◆ **What is being asked**
Please repeat the records word for word and skip the pictures.

(Component data from apps and pages)
★ ★ ★ ★ ★
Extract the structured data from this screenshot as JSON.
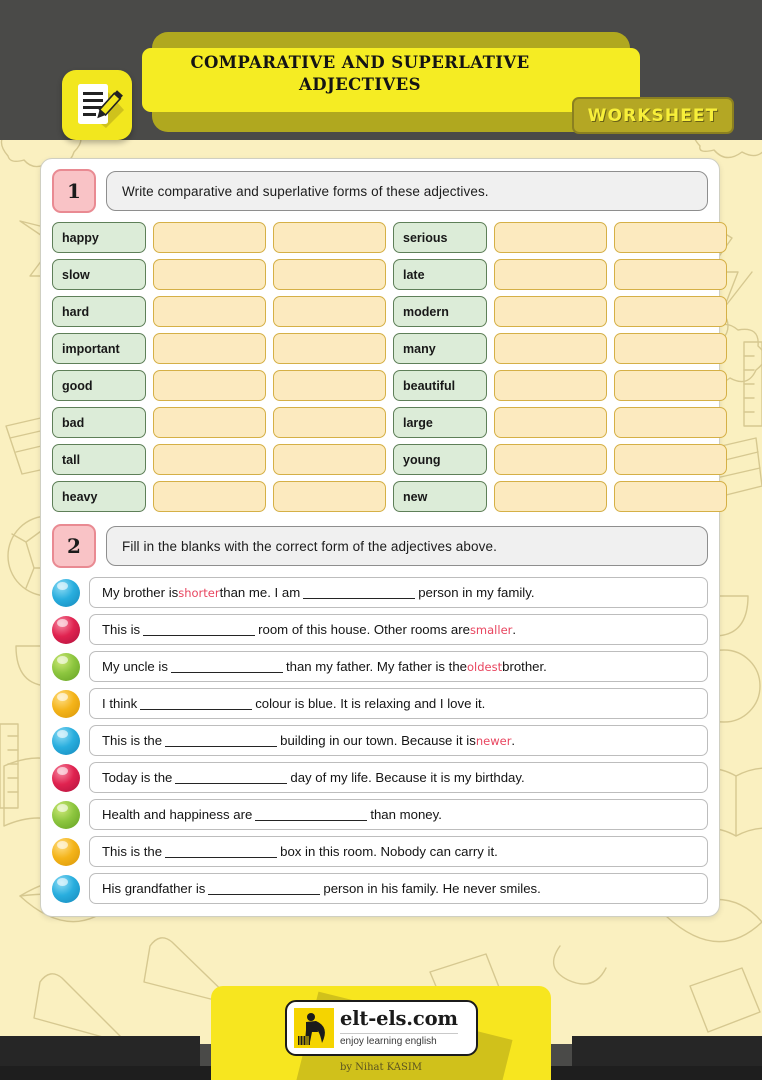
{
  "header": {
    "title": "COMPARATIVE AND SUPERLATIVE ADJECTIVES",
    "badge_label": "WORKSHEET",
    "icon": "document-pencil-icon",
    "band_color": "#f5ec23",
    "badge_bg": "#b4a724",
    "badge_text_color": "#f7ef3a"
  },
  "exercise1": {
    "number": "1",
    "prompt": "Write comparative and superlative forms of these adjectives.",
    "word_cell_color": "#dcecd8",
    "blank_cell_color": "#fceabf",
    "rows": [
      {
        "left": "happy",
        "right": "serious"
      },
      {
        "left": "slow",
        "right": "late"
      },
      {
        "left": "hard",
        "right": "modern"
      },
      {
        "left": "important",
        "right": "many"
      },
      {
        "left": "good",
        "right": "beautiful"
      },
      {
        "left": "bad",
        "right": "large"
      },
      {
        "left": "tall",
        "right": "young"
      },
      {
        "left": "heavy",
        "right": "new"
      }
    ]
  },
  "exercise2": {
    "number": "2",
    "prompt": "Fill in the blanks with the correct form of the adjectives above.",
    "highlight_color": "#e8455f",
    "items": [
      {
        "ball": "blue",
        "parts": [
          {
            "t": "text",
            "v": "My brother is "
          },
          {
            "t": "highlight",
            "v": "shorter"
          },
          {
            "t": "text",
            "v": " than me. I am "
          },
          {
            "t": "blank",
            "v": ""
          },
          {
            "t": "text",
            "v": " person in my family."
          }
        ]
      },
      {
        "ball": "red",
        "parts": [
          {
            "t": "text",
            "v": "This is "
          },
          {
            "t": "blank",
            "v": ""
          },
          {
            "t": "text",
            "v": " room of this house. Other rooms are "
          },
          {
            "t": "highlight",
            "v": "smaller"
          },
          {
            "t": "text",
            "v": "."
          }
        ]
      },
      {
        "ball": "green",
        "parts": [
          {
            "t": "text",
            "v": "My uncle is "
          },
          {
            "t": "blank",
            "v": ""
          },
          {
            "t": "text",
            "v": " than my father. My father is the "
          },
          {
            "t": "highlight",
            "v": "oldest"
          },
          {
            "t": "text",
            "v": " brother."
          }
        ]
      },
      {
        "ball": "yellow",
        "parts": [
          {
            "t": "text",
            "v": "I think "
          },
          {
            "t": "blank",
            "v": ""
          },
          {
            "t": "text",
            "v": " colour is blue. It is relaxing and I love it."
          }
        ]
      },
      {
        "ball": "blue",
        "parts": [
          {
            "t": "text",
            "v": "This is the "
          },
          {
            "t": "blank",
            "v": ""
          },
          {
            "t": "text",
            "v": " building in our town. Because it is "
          },
          {
            "t": "highlight",
            "v": "newer"
          },
          {
            "t": "text",
            "v": "."
          }
        ]
      },
      {
        "ball": "red",
        "parts": [
          {
            "t": "text",
            "v": "Today is the "
          },
          {
            "t": "blank",
            "v": ""
          },
          {
            "t": "text",
            "v": " day of my life. Because it is my birthday."
          }
        ]
      },
      {
        "ball": "green",
        "parts": [
          {
            "t": "text",
            "v": "Health and happiness are "
          },
          {
            "t": "blank",
            "v": ""
          },
          {
            "t": "text",
            "v": " than money."
          }
        ]
      },
      {
        "ball": "yellow",
        "parts": [
          {
            "t": "text",
            "v": "This is the "
          },
          {
            "t": "blank",
            "v": ""
          },
          {
            "t": "text",
            "v": " box in this room. Nobody can carry it."
          }
        ]
      },
      {
        "ball": "blue",
        "parts": [
          {
            "t": "text",
            "v": "His grandfather is "
          },
          {
            "t": "blank",
            "v": ""
          },
          {
            "t": "text",
            "v": " person in his family. He never smiles."
          }
        ]
      }
    ]
  },
  "footer": {
    "logo_name": "elt-els.com",
    "logo_tagline": "enjoy learning english",
    "byline": "by Nihat KASIM",
    "bg_color": "#f7e61f"
  }
}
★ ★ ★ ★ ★
◆ **Your response**
Extract the structured data from this screenshot as JSON.
{
  "header": {
    "title": "COMPARATIVE AND SUPERLATIVE ADJECTIVES",
    "badge_label": "WORKSHEET",
    "icon": "document-pencil-icon",
    "band_color": "#f5ec23",
    "badge_bg": "#b4a724",
    "badge_text_color": "#f7ef3a"
  },
  "exercise1": {
    "number": "1",
    "prompt": "Write comparative and superlative forms of these adjectives.",
    "word_cell_color": "#dcecd8",
    "blank_cell_color": "#fceabf",
    "rows": [
      {
        "left": "happy",
        "right": "serious"
      },
      {
        "left": "slow",
        "right": "late"
      },
      {
        "left": "hard",
        "right": "modern"
      },
      {
        "left": "important",
        "right": "many"
      },
      {
        "left": "good",
        "right": "beautiful"
      },
      {
        "left": "bad",
        "right": "large"
      },
      {
        "left": "tall",
        "right": "young"
      },
      {
        "left": "heavy",
        "right": "new"
      }
    ]
  },
  "exercise2": {
    "number": "2",
    "prompt": "Fill in the blanks with the correct form of the adjectives above.",
    "highlight_color": "#e8455f",
    "items": [
      {
        "ball": "blue",
        "parts": [
          {
            "t": "text",
            "v": "My brother is "
          },
          {
            "t": "highlight",
            "v": "shorter"
          },
          {
            "t": "text",
            "v": " than me. I am "
          },
          {
            "t": "blank",
            "v": ""
          },
          {
            "t": "text",
            "v": " person in my family."
          }
        ]
      },
      {
        "ball": "red",
        "parts": [
          {
            "t": "text",
            "v": "This is "
          },
          {
            "t": "blank",
            "v": ""
          },
          {
            "t": "text",
            "v": " room of this house. Other rooms are "
          },
          {
            "t": "highlight",
            "v": "smaller"
          },
          {
            "t": "text",
            "v": "."
          }
        ]
      },
      {
        "ball": "green",
        "parts": [
          {
            "t": "text",
            "v": "My uncle is "
          },
          {
            "t": "blank",
            "v": ""
          },
          {
            "t": "text",
            "v": " than my father. My father is the "
          },
          {
            "t": "highlight",
            "v": "oldest"
          },
          {
            "t": "text",
            "v": " brother."
          }
        ]
      },
      {
        "ball": "yellow",
        "parts": [
          {
            "t": "text",
            "v": "I think "
          },
          {
            "t": "blank",
            "v": ""
          },
          {
            "t": "text",
            "v": " colour is blue. It is relaxing and I love it."
          }
        ]
      },
      {
        "ball": "blue",
        "parts": [
          {
            "t": "text",
            "v": "This is the "
          },
          {
            "t": "blank",
            "v": ""
          },
          {
            "t": "text",
            "v": " building in our town. Because it is "
          },
          {
            "t": "highlight",
            "v": "newer"
          },
          {
            "t": "text",
            "v": "."
          }
        ]
      },
      {
        "ball": "red",
        "parts": [
          {
            "t": "text",
            "v": "Today is the "
          },
          {
            "t": "blank",
            "v": ""
          },
          {
            "t": "text",
            "v": " day of my life. Because it is my birthday."
          }
        ]
      },
      {
        "ball": "green",
        "parts": [
          {
            "t": "text",
            "v": "Health and happiness are "
          },
          {
            "t": "blank",
            "v": ""
          },
          {
            "t": "text",
            "v": " than money."
          }
        ]
      },
      {
        "ball": "yellow",
        "parts": [
          {
            "t": "text",
            "v": "This is the "
          },
          {
            "t": "blank",
            "v": ""
          },
          {
            "t": "text",
            "v": " box in this room. Nobody can carry it."
          }
        ]
      },
      {
        "ball": "blue",
        "parts": [
          {
            "t": "text",
            "v": "His grandfather is "
          },
          {
            "t": "blank",
            "v": ""
          },
          {
            "t": "text",
            "v": " person in his family. He never smiles."
          }
        ]
      }
    ]
  },
  "footer": {
    "logo_name": "elt-els.com",
    "logo_tagline": "enjoy learning english",
    "byline": "by Nihat KASIM",
    "bg_color": "#f7e61f"
  }
}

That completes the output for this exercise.